Top of Records for the exercise

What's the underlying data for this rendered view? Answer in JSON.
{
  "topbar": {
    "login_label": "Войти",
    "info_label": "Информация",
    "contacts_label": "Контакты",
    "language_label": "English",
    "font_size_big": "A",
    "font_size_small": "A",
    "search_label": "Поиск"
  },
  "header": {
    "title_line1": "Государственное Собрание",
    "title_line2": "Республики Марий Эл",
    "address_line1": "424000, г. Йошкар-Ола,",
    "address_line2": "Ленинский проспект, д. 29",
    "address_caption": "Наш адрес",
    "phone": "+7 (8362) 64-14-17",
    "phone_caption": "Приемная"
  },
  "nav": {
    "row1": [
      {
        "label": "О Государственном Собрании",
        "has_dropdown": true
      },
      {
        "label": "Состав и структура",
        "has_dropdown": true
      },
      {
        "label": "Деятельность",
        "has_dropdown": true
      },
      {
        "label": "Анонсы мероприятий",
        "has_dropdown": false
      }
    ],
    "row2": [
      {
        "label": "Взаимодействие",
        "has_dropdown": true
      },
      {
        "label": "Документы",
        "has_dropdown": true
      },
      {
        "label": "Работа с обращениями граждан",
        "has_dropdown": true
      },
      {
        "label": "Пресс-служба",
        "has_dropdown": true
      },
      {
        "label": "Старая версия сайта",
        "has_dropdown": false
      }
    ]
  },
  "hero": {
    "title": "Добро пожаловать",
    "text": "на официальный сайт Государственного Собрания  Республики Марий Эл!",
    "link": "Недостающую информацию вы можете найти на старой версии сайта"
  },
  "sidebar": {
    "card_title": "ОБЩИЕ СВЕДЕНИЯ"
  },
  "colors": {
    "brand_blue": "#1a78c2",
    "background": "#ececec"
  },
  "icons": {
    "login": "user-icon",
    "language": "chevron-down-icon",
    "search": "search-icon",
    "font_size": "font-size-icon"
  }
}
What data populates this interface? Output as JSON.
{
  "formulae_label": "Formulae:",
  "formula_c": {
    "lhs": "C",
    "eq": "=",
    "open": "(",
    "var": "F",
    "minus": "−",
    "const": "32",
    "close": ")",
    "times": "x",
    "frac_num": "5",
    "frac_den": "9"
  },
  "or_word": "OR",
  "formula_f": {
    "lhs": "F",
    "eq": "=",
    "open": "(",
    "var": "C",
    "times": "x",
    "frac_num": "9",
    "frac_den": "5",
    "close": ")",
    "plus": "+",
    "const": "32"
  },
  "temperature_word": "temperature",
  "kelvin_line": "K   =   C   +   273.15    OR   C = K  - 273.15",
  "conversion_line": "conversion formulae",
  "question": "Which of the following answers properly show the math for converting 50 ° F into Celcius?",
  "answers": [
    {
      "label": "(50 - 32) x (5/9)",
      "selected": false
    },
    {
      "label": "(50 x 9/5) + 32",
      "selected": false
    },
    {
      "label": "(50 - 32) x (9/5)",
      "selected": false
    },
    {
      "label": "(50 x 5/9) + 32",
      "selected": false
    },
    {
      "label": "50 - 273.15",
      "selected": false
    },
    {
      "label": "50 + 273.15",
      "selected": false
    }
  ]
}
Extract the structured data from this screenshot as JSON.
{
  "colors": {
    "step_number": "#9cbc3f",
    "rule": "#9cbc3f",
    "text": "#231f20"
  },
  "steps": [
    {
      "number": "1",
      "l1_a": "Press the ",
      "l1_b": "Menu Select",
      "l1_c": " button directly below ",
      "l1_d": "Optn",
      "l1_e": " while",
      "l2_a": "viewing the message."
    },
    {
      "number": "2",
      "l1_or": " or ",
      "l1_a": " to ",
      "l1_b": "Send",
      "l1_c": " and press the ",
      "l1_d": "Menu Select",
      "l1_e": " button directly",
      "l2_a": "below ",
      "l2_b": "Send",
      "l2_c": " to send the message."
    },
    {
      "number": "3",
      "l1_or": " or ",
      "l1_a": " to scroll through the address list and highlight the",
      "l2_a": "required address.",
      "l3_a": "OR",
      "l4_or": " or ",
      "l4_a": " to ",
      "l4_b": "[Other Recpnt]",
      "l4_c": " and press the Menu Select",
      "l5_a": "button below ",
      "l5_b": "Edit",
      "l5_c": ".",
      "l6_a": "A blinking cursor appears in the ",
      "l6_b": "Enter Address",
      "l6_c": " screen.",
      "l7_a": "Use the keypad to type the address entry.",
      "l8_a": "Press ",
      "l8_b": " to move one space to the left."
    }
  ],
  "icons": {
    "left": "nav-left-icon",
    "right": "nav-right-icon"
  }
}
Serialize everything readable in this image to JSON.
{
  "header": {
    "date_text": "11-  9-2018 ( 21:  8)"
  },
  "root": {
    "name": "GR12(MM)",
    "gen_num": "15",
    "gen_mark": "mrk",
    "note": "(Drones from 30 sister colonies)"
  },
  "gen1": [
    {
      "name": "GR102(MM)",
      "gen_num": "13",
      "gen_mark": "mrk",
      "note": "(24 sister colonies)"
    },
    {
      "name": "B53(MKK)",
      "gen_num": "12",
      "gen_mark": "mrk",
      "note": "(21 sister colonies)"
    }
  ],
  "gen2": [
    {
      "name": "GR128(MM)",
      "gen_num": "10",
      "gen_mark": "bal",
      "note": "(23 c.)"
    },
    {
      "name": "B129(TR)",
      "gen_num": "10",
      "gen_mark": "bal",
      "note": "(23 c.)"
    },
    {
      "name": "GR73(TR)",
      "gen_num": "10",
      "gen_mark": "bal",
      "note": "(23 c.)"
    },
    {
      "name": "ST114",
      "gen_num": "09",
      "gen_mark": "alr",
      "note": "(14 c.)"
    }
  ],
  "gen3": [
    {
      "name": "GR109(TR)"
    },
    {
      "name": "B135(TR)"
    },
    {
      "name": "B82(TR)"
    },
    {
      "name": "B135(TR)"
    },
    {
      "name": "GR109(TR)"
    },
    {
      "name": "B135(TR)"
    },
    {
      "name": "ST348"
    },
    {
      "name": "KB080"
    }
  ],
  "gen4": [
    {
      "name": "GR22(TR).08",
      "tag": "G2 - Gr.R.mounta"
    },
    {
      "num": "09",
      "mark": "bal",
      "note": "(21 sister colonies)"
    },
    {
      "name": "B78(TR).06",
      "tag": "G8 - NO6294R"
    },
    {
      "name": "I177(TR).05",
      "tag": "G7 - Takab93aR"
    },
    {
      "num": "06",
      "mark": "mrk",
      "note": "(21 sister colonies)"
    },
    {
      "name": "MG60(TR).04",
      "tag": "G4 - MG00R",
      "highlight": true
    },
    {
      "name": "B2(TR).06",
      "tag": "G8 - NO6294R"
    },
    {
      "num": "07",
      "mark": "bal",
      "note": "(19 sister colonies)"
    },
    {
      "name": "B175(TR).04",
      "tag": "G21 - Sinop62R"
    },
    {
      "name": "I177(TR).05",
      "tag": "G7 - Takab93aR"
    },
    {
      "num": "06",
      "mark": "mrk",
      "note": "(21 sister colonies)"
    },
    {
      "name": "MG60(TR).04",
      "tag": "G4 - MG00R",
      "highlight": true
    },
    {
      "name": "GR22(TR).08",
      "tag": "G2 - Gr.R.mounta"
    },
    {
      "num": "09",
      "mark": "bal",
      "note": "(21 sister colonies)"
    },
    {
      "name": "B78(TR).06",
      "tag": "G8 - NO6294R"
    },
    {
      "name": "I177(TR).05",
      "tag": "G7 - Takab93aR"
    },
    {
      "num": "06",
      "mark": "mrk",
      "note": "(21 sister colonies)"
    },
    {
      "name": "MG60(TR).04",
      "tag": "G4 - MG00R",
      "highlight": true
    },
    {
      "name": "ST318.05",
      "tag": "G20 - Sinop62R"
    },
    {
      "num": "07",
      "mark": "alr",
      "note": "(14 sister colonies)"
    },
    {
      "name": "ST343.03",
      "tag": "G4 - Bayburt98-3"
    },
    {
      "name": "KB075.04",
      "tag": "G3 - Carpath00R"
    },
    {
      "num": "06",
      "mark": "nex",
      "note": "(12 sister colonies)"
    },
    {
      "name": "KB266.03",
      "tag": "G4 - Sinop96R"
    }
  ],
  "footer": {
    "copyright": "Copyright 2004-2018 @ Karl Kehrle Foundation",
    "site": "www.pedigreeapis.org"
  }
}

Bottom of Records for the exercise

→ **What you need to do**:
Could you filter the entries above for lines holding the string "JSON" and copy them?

→ **Written response**:
What's the underlying data for this rendered view? Answer in JSON.
What data populates this interface? Output as JSON.
Extract the structured data from this screenshot as JSON.
Serialize everything readable in this image to JSON.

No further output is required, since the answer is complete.